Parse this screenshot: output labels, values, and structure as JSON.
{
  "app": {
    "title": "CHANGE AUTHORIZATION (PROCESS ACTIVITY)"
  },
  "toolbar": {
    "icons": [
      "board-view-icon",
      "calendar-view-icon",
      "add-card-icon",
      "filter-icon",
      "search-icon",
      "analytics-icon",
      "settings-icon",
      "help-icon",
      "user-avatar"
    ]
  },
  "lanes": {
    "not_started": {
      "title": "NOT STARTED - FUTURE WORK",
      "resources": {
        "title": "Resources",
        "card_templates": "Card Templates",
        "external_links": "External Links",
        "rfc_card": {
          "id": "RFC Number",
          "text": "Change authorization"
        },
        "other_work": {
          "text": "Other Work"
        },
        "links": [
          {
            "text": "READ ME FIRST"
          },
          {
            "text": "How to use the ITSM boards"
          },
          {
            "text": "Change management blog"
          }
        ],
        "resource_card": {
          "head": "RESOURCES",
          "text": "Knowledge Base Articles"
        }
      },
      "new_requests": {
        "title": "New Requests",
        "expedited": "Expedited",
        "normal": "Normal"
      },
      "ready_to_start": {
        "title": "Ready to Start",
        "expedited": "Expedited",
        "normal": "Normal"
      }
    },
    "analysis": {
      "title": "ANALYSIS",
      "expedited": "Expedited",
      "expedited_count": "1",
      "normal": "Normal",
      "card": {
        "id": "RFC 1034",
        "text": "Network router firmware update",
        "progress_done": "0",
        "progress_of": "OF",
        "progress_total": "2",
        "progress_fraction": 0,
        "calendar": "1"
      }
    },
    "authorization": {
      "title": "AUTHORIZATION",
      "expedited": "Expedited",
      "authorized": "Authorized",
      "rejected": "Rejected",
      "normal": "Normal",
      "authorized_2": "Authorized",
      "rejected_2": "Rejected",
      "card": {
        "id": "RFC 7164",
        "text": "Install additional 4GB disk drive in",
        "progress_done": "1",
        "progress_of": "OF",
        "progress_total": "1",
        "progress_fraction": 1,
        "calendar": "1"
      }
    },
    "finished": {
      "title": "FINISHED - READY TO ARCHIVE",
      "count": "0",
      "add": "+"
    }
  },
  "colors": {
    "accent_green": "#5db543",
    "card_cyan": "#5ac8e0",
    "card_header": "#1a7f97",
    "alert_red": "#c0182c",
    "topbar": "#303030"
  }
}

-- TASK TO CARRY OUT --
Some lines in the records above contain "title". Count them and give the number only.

-- RESULT FOR THIS TASK --
8